### What is needed
Each record below is to be reproduced without any change.

### Exercise data

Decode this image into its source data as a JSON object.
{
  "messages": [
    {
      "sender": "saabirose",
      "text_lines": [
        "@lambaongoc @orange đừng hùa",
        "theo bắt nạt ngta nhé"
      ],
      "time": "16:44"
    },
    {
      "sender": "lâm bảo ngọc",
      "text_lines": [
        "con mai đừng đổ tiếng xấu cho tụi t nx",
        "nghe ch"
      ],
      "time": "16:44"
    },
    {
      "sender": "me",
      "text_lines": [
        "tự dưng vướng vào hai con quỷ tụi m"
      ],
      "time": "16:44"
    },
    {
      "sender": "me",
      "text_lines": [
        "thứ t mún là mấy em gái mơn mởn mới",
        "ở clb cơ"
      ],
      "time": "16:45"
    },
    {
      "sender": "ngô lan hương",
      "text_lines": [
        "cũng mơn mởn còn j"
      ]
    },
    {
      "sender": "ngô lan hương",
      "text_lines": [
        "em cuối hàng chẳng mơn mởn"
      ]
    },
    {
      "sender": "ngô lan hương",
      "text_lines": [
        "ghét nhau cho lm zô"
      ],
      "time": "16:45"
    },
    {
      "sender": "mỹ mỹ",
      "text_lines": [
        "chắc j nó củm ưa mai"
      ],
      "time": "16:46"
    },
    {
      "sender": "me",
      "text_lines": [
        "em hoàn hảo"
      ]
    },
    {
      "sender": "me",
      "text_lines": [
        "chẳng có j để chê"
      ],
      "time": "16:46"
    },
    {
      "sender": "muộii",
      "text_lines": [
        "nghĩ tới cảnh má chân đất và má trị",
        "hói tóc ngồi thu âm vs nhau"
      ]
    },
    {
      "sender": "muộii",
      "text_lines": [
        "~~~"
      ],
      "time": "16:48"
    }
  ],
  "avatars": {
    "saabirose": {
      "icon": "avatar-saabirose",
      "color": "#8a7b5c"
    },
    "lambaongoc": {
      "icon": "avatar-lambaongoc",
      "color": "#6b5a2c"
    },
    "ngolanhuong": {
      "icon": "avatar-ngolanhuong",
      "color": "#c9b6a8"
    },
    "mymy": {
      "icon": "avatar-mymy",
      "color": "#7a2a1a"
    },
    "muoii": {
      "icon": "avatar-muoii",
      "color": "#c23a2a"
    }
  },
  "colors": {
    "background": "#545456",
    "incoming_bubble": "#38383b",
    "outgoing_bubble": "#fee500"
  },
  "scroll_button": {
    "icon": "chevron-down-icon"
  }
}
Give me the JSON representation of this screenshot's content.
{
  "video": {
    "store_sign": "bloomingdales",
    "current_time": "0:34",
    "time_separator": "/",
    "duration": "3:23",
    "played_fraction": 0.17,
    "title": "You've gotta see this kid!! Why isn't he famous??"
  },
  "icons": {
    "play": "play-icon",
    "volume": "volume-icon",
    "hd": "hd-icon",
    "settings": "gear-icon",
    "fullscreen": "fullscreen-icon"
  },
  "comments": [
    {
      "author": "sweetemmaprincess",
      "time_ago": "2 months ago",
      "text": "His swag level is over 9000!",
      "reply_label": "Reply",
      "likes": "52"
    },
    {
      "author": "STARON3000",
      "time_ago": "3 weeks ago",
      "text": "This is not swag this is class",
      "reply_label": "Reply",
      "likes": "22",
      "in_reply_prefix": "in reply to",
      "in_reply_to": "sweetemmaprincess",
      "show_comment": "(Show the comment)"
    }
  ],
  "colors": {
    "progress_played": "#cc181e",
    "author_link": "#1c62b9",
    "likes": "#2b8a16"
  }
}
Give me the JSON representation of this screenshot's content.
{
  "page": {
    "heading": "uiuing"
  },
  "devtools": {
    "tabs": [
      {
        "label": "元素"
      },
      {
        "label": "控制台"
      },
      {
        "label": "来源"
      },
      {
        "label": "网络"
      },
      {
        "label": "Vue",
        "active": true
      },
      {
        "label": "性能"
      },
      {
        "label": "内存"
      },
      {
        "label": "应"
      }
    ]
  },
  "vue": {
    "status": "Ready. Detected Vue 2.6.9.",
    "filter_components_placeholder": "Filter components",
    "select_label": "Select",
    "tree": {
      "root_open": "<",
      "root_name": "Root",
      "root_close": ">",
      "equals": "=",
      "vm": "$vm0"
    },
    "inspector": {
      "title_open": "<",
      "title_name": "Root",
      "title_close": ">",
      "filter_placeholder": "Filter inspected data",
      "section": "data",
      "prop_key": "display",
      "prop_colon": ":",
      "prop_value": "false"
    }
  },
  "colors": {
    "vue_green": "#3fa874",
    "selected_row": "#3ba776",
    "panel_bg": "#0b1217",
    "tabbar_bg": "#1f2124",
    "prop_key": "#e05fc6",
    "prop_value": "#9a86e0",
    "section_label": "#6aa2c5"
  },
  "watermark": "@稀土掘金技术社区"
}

### Written solution
Decode this image into its source data as a JSON object.
{
  "messages": [
    {
      "sender": "saabirose",
      "text_lines": [
        "@lambaongoc @orange đừng hùa",
        "theo bắt nạt ngta nhé"
      ],
      "time": "16:44"
    },
    {
      "sender": "lâm bảo ngọc",
      "text_lines": [
        "con mai đừng đổ tiếng xấu cho tụi t nx",
        "nghe ch"
      ],
      "time": "16:44"
    },
    {
      "sender": "me",
      "text_lines": [
        "tự dưng vướng vào hai con quỷ tụi m"
      ],
      "time": "16:44"
    },
    {
      "sender": "me",
      "text_lines": [
        "thứ t mún là mấy em gái mơn mởn mới",
        "ở clb cơ"
      ],
      "time": "16:45"
    },
    {
      "sender": "ngô lan hương",
      "text_lines": [
        "cũng mơn mởn còn j"
      ]
    },
    {
      "sender": "ngô lan hương",
      "text_lines": [
        "em cuối hàng chẳng mơn mởn"
      ]
    },
    {
      "sender": "ngô lan hương",
      "text_lines": [
        "ghét nhau cho lm zô"
      ],
      "time": "16:45"
    },
    {
      "sender": "mỹ mỹ",
      "text_lines": [
        "chắc j nó củm ưa mai"
      ],
      "time": "16:46"
    },
    {
      "sender": "me",
      "text_lines": [
        "em hoàn hảo"
      ]
    },
    {
      "sender": "me",
      "text_lines": [
        "chẳng có j để chê"
      ],
      "time": "16:46"
    },
    {
      "sender": "muộii",
      "text_lines": [
        "nghĩ tới cảnh má chân đất và má trị",
        "hói tóc ngồi thu âm vs nhau"
      ]
    },
    {
      "sender": "muộii",
      "text_lines": [
        "~~~"
      ],
      "time": "16:48"
    }
  ],
  "avatars": {
    "saabirose": {
      "icon": "avatar-saabirose",
      "color": "#8a7b5c"
    },
    "lambaongoc": {
      "icon": "avatar-lambaongoc",
      "color": "#6b5a2c"
    },
    "ngolanhuong": {
      "icon": "avatar-ngolanhuong",
      "color": "#c9b6a8"
    },
    "mymy": {
      "icon": "avatar-mymy",
      "color": "#7a2a1a"
    },
    "muoii": {
      "icon": "avatar-muoii",
      "color": "#c23a2a"
    }
  },
  "colors": {
    "background": "#545456",
    "incoming_bubble": "#38383b",
    "outgoing_bubble": "#fee500"
  },
  "scroll_button": {
    "icon": "chevron-down-icon"
  }
}
Give me the JSON representation of this screenshot's content.
{
  "video": {
    "store_sign": "bloomingdales",
    "current_time": "0:34",
    "time_separator": "/",
    "duration": "3:23",
    "played_fraction": 0.17,
    "title": "You've gotta see this kid!! Why isn't he famous??"
  },
  "icons": {
    "play": "play-icon",
    "volume": "volume-icon",
    "hd": "hd-icon",
    "settings": "gear-icon",
    "fullscreen": "fullscreen-icon"
  },
  "comments": [
    {
      "author": "sweetemmaprincess",
      "time_ago": "2 months ago",
      "text": "His swag level is over 9000!",
      "reply_label": "Reply",
      "likes": "52"
    },
    {
      "author": "STARON3000",
      "time_ago": "3 weeks ago",
      "text": "This is not swag this is class",
      "reply_label": "Reply",
      "likes": "22",
      "in_reply_prefix": "in reply to",
      "in_reply_to": "sweetemmaprincess",
      "show_comment": "(Show the comment)"
    }
  ],
  "colors": {
    "progress_played": "#cc181e",
    "author_link": "#1c62b9",
    "likes": "#2b8a16"
  }
}
Give me the JSON representation of this screenshot's content.
{
  "page": {
    "heading": "uiuing"
  },
  "devtools": {
    "tabs": [
      {
        "label": "元素"
      },
      {
        "label": "控制台"
      },
      {
        "label": "来源"
      },
      {
        "label": "网络"
      },
      {
        "label": "Vue",
        "active": true
      },
      {
        "label": "性能"
      },
      {
        "label": "内存"
      },
      {
        "label": "应"
      }
    ]
  },
  "vue": {
    "status": "Ready. Detected Vue 2.6.9.",
    "filter_components_placeholder": "Filter components",
    "select_label": "Select",
    "tree": {
      "root_open": "<",
      "root_name": "Root",
      "root_close": ">",
      "equals": "=",
      "vm": "$vm0"
    },
    "inspector": {
      "title_open": "<",
      "title_name": "Root",
      "title_close": ">",
      "filter_placeholder": "Filter inspected data",
      "section": "data",
      "prop_key": "display",
      "prop_colon": ":",
      "prop_value": "false"
    }
  },
  "colors": {
    "vue_green": "#3fa874",
    "selected_row": "#3ba776",
    "panel_bg": "#0b1217",
    "tabbar_bg": "#1f2124",
    "prop_key": "#e05fc6",
    "prop_value": "#9a86e0",
    "section_label": "#6aa2c5"
  },
  "watermark": "@稀土掘金技术社区"
}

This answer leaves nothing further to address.